(Data entries)
§ §
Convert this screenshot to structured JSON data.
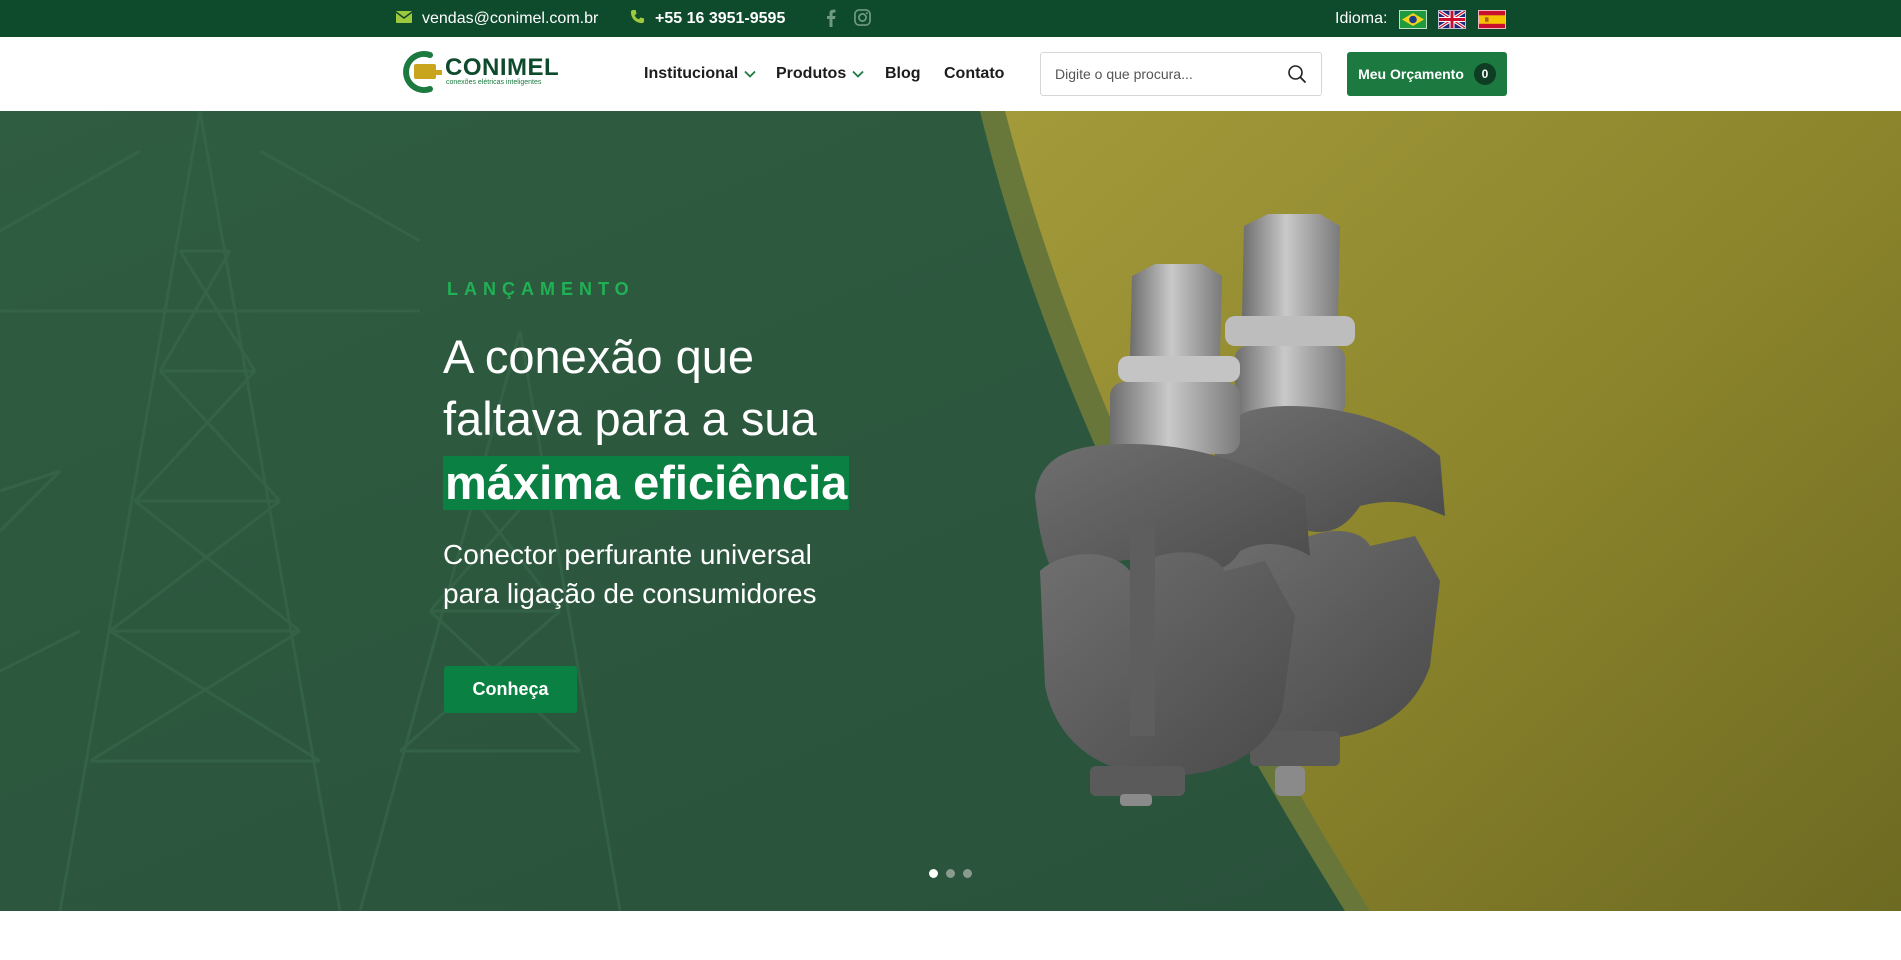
{
  "topbar": {
    "email": "vendas@conimel.com.br",
    "phone": "+55 16 3951-9595",
    "language_label": "Idioma:",
    "social": [
      "facebook-icon",
      "instagram-icon"
    ],
    "languages": [
      "Português (Brasil)",
      "English",
      "Español"
    ]
  },
  "header": {
    "logo_text": "CONIMEL",
    "logo_tagline": "conexões elétricas inteligentes",
    "nav": [
      {
        "label": "Institucional",
        "has_dropdown": true
      },
      {
        "label": "Produtos",
        "has_dropdown": true
      },
      {
        "label": "Blog",
        "has_dropdown": false
      },
      {
        "label": "Contato",
        "has_dropdown": false
      }
    ],
    "search_placeholder": "Digite o que procura...",
    "quote_button": "Meu Orçamento",
    "quote_count": "0"
  },
  "hero": {
    "eyebrow": "LANÇAMENTO",
    "title_line1": "A conexão que",
    "title_line2": "faltava para a sua",
    "title_highlight": "máxima eficiência",
    "subtitle_line1": "Conector perfurante universal",
    "subtitle_line2": "para ligação de consumidores",
    "button": "Conheça",
    "slides": 3,
    "active_slide": 1
  },
  "colors": {
    "topbar": "#0e4a2c",
    "accent": "#1c7a41",
    "hero_green": "#2d5a40",
    "hero_olive": "#8a8a2e",
    "highlight": "#0a8042"
  }
}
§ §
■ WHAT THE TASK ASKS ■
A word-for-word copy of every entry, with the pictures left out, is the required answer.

■ RESULT ■
Convert this screenshot to structured JSON data.
{
  "topbar": {
    "email": "vendas@conimel.com.br",
    "phone": "+55 16 3951-9595",
    "language_label": "Idioma:",
    "social": [
      "facebook-icon",
      "instagram-icon"
    ],
    "languages": [
      "Português (Brasil)",
      "English",
      "Español"
    ]
  },
  "header": {
    "logo_text": "CONIMEL",
    "logo_tagline": "conexões elétricas inteligentes",
    "nav": [
      {
        "label": "Institucional",
        "has_dropdown": true
      },
      {
        "label": "Produtos",
        "has_dropdown": true
      },
      {
        "label": "Blog",
        "has_dropdown": false
      },
      {
        "label": "Contato",
        "has_dropdown": false
      }
    ],
    "search_placeholder": "Digite o que procura...",
    "quote_button": "Meu Orçamento",
    "quote_count": "0"
  },
  "hero": {
    "eyebrow": "LANÇAMENTO",
    "title_line1": "A conexão que",
    "title_line2": "faltava para a sua",
    "title_highlight": "máxima eficiência",
    "subtitle_line1": "Conector perfurante universal",
    "subtitle_line2": "para ligação de consumidores",
    "button": "Conheça",
    "slides": 3,
    "active_slide": 1
  },
  "colors": {
    "topbar": "#0e4a2c",
    "accent": "#1c7a41",
    "hero_green": "#2d5a40",
    "hero_olive": "#8a8a2e",
    "highlight": "#0a8042"
  }
}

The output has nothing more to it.